When Apple first launched Apple Music in 2015, the company offered relatively generous licensing deals to both entice record labels as well as pressure competitors like Spotify. Now that Apple Music is a success with millions of paid subscribers, Apple is taking a more aggressive approach to its renegotiations with the music industry.
As reported by Bloomberg Wednesday, Apple is asking record labels to take a reduced cut of subscriber revenue, bringing the rates closer to the labels’ deal with Spotify. The request is part of Apple’s renegotiations with the record labels as the original deal covering Apple Music streaming expires at the end of June. In its own negotiations earlier this year, Spotify reduced record labels’ revenue share from 55 percent to 52 percent. Apple Music currently pays about 58 percent.
Make It Up in Volume

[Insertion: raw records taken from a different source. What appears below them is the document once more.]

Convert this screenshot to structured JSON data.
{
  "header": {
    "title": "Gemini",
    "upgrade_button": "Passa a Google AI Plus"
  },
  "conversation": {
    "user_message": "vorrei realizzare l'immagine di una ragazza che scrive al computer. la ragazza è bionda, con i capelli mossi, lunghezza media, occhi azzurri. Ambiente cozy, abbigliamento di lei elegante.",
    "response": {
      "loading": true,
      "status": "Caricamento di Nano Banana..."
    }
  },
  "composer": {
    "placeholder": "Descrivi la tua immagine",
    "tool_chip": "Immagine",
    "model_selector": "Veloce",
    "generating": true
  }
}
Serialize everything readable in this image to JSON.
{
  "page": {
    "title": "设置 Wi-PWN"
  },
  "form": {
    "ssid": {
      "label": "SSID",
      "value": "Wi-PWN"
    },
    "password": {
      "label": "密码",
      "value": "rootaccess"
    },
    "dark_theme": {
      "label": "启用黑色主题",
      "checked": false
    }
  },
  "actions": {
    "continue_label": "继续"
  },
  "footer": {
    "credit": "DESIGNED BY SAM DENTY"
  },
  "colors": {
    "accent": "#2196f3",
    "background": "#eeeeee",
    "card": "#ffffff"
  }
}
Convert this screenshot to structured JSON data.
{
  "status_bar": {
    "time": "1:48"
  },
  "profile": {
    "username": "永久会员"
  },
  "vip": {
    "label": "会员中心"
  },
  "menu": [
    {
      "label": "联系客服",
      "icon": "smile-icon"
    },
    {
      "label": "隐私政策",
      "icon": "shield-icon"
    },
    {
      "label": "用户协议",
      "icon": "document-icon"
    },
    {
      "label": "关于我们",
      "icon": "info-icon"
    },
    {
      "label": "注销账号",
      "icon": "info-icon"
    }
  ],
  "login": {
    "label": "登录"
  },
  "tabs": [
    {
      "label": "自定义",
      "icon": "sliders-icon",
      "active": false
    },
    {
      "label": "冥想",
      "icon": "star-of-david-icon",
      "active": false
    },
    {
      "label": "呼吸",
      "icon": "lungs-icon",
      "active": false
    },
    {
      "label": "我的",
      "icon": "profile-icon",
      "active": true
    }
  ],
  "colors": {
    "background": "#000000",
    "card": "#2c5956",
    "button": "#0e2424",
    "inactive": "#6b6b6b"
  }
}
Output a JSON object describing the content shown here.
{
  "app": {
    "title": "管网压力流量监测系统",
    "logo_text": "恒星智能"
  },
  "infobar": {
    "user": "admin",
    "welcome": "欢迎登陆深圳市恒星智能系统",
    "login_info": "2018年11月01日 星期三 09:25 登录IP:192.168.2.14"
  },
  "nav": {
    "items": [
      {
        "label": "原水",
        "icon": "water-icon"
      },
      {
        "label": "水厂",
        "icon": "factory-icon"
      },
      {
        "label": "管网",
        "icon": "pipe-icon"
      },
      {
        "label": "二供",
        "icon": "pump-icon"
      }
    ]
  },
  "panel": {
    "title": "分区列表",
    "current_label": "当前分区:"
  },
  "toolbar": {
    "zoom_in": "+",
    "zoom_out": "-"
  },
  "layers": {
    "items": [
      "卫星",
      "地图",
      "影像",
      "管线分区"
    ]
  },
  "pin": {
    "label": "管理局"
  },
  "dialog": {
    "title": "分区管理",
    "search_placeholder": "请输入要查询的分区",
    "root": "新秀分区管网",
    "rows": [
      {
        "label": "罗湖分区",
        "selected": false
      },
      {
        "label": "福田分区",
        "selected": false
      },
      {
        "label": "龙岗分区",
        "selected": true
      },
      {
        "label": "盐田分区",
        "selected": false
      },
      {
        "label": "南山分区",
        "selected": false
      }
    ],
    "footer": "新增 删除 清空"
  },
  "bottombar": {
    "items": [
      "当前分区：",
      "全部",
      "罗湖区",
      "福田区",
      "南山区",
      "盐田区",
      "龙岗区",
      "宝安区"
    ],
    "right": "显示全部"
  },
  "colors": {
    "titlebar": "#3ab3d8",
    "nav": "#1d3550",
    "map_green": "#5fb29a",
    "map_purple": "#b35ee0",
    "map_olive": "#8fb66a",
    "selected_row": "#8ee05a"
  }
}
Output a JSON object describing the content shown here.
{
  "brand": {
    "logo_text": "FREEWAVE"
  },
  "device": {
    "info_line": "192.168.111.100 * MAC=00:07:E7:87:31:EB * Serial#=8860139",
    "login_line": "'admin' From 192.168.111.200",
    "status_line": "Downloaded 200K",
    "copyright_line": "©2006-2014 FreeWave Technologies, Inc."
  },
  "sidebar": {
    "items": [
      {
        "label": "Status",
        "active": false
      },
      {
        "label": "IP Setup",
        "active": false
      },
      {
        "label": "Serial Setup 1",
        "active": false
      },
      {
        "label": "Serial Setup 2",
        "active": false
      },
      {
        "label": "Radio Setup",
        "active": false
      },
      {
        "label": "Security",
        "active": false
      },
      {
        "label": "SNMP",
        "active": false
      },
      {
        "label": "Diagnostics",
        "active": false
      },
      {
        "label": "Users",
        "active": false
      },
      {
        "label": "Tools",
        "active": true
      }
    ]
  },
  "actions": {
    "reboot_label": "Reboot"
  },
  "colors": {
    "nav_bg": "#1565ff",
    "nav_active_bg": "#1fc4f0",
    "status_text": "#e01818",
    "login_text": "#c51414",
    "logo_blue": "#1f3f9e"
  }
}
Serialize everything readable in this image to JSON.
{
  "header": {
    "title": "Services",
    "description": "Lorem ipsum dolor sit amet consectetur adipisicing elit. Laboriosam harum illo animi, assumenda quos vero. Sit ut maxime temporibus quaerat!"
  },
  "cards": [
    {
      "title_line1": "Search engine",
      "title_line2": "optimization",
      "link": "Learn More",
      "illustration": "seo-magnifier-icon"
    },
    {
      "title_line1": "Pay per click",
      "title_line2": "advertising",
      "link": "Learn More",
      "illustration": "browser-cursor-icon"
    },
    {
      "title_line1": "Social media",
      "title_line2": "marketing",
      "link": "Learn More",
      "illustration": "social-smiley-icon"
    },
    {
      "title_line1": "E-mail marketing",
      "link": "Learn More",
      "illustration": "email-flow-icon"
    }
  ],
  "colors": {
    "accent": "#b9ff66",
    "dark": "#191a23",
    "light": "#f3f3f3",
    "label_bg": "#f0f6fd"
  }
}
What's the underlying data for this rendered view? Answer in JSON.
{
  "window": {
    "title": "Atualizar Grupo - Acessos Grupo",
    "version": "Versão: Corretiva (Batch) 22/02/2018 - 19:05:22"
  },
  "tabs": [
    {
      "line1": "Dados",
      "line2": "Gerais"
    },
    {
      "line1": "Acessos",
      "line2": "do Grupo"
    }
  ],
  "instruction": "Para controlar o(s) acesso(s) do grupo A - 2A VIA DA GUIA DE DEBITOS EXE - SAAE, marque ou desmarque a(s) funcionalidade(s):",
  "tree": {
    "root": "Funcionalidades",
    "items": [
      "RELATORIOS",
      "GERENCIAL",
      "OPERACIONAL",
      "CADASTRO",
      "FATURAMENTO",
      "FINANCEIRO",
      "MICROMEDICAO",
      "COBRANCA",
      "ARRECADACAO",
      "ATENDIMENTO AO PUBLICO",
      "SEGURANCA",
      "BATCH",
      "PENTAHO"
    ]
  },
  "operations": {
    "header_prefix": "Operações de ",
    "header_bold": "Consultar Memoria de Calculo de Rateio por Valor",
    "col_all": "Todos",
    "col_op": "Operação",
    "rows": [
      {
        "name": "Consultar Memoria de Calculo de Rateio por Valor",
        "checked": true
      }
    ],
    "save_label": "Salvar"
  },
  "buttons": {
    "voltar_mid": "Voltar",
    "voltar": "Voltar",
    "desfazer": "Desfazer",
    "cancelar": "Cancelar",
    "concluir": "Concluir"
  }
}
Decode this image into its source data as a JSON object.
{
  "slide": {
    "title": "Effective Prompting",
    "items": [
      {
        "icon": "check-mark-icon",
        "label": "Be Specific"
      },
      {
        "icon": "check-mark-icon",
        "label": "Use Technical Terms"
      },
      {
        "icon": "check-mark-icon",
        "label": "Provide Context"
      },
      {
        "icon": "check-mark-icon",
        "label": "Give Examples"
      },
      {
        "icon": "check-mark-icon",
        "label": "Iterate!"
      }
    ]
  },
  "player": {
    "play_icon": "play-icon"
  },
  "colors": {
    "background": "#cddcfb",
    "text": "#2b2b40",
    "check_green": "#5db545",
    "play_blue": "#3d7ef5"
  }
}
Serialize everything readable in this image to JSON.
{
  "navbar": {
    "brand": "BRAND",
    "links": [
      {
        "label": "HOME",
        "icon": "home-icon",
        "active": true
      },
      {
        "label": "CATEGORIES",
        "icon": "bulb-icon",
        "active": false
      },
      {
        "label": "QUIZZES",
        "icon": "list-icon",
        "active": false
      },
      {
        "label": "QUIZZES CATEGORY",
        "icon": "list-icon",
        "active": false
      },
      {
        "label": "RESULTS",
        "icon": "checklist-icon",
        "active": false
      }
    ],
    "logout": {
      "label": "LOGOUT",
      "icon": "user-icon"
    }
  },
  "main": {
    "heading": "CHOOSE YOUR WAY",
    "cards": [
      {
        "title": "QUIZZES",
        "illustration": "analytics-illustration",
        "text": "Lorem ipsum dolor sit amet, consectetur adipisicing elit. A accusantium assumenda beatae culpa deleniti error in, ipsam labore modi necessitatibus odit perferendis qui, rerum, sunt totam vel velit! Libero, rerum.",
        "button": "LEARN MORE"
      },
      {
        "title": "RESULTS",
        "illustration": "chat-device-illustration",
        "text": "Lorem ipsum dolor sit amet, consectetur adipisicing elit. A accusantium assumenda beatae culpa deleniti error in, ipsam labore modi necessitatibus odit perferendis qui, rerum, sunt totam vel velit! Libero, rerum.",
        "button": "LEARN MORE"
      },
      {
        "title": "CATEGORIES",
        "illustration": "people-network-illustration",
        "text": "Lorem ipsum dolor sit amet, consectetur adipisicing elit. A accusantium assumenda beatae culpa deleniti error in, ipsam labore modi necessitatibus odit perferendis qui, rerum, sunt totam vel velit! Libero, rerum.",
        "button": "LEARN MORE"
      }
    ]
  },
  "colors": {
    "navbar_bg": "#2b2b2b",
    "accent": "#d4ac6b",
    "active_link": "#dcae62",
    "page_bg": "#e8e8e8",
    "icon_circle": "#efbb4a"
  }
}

While a reduced share of revenue seems like a bad deal for music publishers, industry sources speaking with Bloomberg believe that a deal for lower rates will be reached. Beyond Apple’s ability to leverage the declining but still important iTunes Music Store as part of its negotiations, the music industry sees streaming music as its only viable future, and is open to taking a smaller cut in return for increased subscriber growth.
Apple’s ability to easily promote Apple Music — which, outside of an initial free trial period only offers a paid subscription option — on hundreds of millions of iOS devices and iTunes installations, as well as promote traditional music downloads via the iTunes Store, gives the company many avenues for appeasing record labels’ demands.
Apple Music currently has about 27 million paying subscribers, a 35 percent increase since December 2016, and a 107 percent increase year-over-year. By comparison, Apple’s primary competitor, Spotify, has about 50 million paid subscribers with a total of 140 million active users when factoring in the company’s free, ad-supported tier.